He said that the much-touted inability of some states to pay the current N18,000 minimum wage is the result of misplaced priority.
According to him, "In the last three months, revenues have so much increased from around N400 billion to about N1trillion.
Yet, we see some state governments that are still unable to pay salaries. If states like Yobe, Katsina and Jigawa can pay salaries and gratuity, why can't most states?"
Meanwhile, the group managing director of the Nigerian National Petroleum Corporation (NNPC), Maikanti Baru, yesterday urged oil workers under the auspices of the National Union of Petroleum and Natural Gas Workers (NUPENG) and the Petroleum and Natural Gas Senior Staff Association of Nigeria (PENGASSAN) to halt their planned industrial action.

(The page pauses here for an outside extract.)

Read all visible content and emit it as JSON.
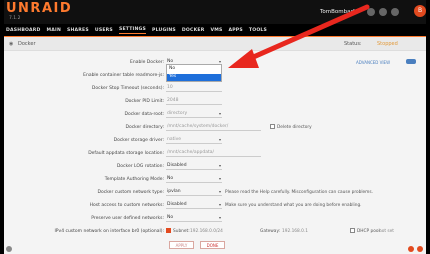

The groups had threatened to embark on strike over a labour dispute involving the management of Chevron Nigeria Limited (CNL).

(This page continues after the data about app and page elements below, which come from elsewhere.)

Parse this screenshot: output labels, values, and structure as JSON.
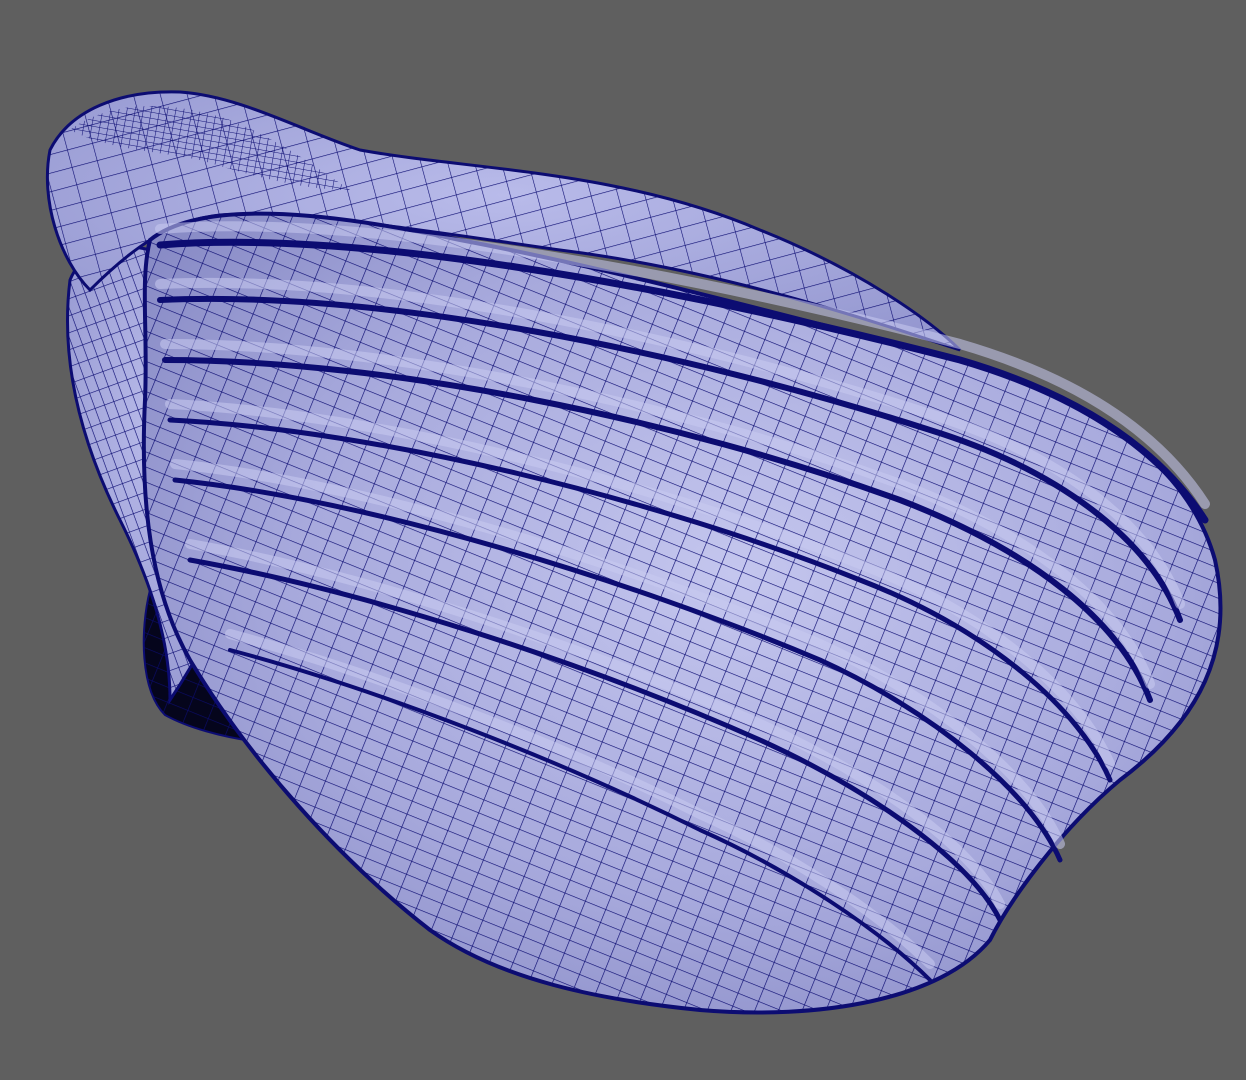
{
  "viewport": {
    "background_color": "#5f5f5f",
    "display_mode": "wireframe-on-shaded",
    "model": {
      "kind": "shell-mesh",
      "shaded_color": "#a7a9dc",
      "shaded_highlight": "#c4c6ee",
      "shaded_dark": "#7f82bf",
      "wire_color": "#0c0c72",
      "cavity_color": "#05051c"
    }
  }
}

Last Wednesday, they put members on red alert, worried that new manpower services contracts might not serve the interest of their members.
CNL had disclosed that the contracts would expire by the end of October 2018.
Baru allayed the concerns of consumers of petroleum products nationwide over possible hiccups in supply due to the oil workers' ultimatum.
The NNPC holds adequate storage of petroleum products to take care of the national demand, he assured.
He urged the groups not to do anything that would disrupt the industrial harmony that has pervaded the sector, expressing optimism that the dispute would be settled amicably.
This came as the Edo State chapter of the Nigeria Union of Teachers (NUT) faulted the state government's Edobest Programme, describing it as a negation of the union's regulations.
The union had since August threatened to embark on an industrial action over alleged poor welfare conditions. This plan was, however, shelved till the end of September.
The disclosure was contained in a protest letter dated September 19, signed by the state chairman, Pius Okhueleigbe; secretary, Moni Mike Modesty Itua; and the state chairman of the Association of Primary School Head Teachers of Nigeria (AOPSHON), Segun Ogene.
Addressed to the executive chairman of the State Universal Basic Education Board, Joan Oviawe, the union said: "It has been revealed that most of the school children do not take breakfasts before coming to school.
Also, most parents do not provide food or money for snacks for their children due to abject poverty.
Consequently, the children often fall ill when kept beyond their closing hour of 1.45 pm.
"Also, they lose total concentration during extra time because they have attained the learning plateau.
As a result, teachers are made to run from pillar to post, trying to remedy the bad situation."
The union added: "It is worth mentioning that the Edo State government or the federal government of Nigeria has not commenced the much-awaited school feeding programme in our state, which perhaps might have provided succour to the pupils."